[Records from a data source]
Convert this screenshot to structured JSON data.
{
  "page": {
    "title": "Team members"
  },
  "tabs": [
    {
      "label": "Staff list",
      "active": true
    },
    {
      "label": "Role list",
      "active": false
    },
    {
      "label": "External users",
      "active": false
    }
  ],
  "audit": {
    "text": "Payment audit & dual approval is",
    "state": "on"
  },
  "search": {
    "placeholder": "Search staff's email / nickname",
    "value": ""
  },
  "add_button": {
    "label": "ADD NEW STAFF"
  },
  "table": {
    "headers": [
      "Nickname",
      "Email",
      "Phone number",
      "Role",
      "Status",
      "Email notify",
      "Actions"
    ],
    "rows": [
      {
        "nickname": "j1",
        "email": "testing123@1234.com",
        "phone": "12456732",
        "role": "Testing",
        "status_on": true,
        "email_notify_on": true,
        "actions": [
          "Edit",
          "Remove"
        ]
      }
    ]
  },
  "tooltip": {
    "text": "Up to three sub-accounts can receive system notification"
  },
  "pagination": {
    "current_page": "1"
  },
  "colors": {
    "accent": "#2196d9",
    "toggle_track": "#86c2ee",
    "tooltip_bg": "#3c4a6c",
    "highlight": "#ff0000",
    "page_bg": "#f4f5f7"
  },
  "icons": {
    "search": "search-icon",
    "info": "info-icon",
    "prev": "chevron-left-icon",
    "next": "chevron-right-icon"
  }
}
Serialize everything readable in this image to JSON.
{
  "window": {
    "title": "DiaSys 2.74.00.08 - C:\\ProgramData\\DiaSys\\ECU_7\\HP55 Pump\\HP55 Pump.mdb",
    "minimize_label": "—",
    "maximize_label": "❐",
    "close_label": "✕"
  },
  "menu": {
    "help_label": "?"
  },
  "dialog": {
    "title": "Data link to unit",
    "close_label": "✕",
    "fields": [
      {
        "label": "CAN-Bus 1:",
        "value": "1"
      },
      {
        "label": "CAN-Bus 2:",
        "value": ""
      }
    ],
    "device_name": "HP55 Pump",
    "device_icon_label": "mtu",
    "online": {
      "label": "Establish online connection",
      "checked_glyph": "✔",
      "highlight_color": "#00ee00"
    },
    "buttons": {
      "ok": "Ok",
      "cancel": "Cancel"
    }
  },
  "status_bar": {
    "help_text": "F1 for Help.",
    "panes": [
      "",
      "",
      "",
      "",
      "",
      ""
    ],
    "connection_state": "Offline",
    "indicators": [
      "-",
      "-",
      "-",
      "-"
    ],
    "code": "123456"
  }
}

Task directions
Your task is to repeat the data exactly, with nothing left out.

Solution to the exercise
Convert this screenshot to structured JSON data.
{
  "page": {
    "title": "Team members"
  },
  "tabs": [
    {
      "label": "Staff list",
      "active": true
    },
    {
      "label": "Role list",
      "active": false
    },
    {
      "label": "External users",
      "active": false
    }
  ],
  "audit": {
    "text": "Payment audit & dual approval is",
    "state": "on"
  },
  "search": {
    "placeholder": "Search staff's email / nickname",
    "value": ""
  },
  "add_button": {
    "label": "ADD NEW STAFF"
  },
  "table": {
    "headers": [
      "Nickname",
      "Email",
      "Phone number",
      "Role",
      "Status",
      "Email notify",
      "Actions"
    ],
    "rows": [
      {
        "nickname": "j1",
        "email": "testing123@1234.com",
        "phone": "12456732",
        "role": "Testing",
        "status_on": true,
        "email_notify_on": true,
        "actions": [
          "Edit",
          "Remove"
        ]
      }
    ]
  },
  "tooltip": {
    "text": "Up to three sub-accounts can receive system notification"
  },
  "pagination": {
    "current_page": "1"
  },
  "colors": {
    "accent": "#2196d9",
    "toggle_track": "#86c2ee",
    "tooltip_bg": "#3c4a6c",
    "highlight": "#ff0000",
    "page_bg": "#f4f5f7"
  },
  "icons": {
    "search": "search-icon",
    "info": "info-icon",
    "prev": "chevron-left-icon",
    "next": "chevron-right-icon"
  }
}
Serialize everything readable in this image to JSON.
{
  "window": {
    "title": "DiaSys 2.74.00.08 - C:\\ProgramData\\DiaSys\\ECU_7\\HP55 Pump\\HP55 Pump.mdb",
    "minimize_label": "—",
    "maximize_label": "❐",
    "close_label": "✕"
  },
  "menu": {
    "help_label": "?"
  },
  "dialog": {
    "title": "Data link to unit",
    "close_label": "✕",
    "fields": [
      {
        "label": "CAN-Bus 1:",
        "value": "1"
      },
      {
        "label": "CAN-Bus 2:",
        "value": ""
      }
    ],
    "device_name": "HP55 Pump",
    "device_icon_label": "mtu",
    "online": {
      "label": "Establish online connection",
      "checked_glyph": "✔",
      "highlight_color": "#00ee00"
    },
    "buttons": {
      "ok": "Ok",
      "cancel": "Cancel"
    }
  },
  "status_bar": {
    "help_text": "F1 for Help.",
    "panes": [
      "",
      "",
      "",
      "",
      "",
      ""
    ],
    "connection_state": "Offline",
    "indicators": [
      "-",
      "-",
      "-",
      "-"
    ],
    "code": "123456"
  }
}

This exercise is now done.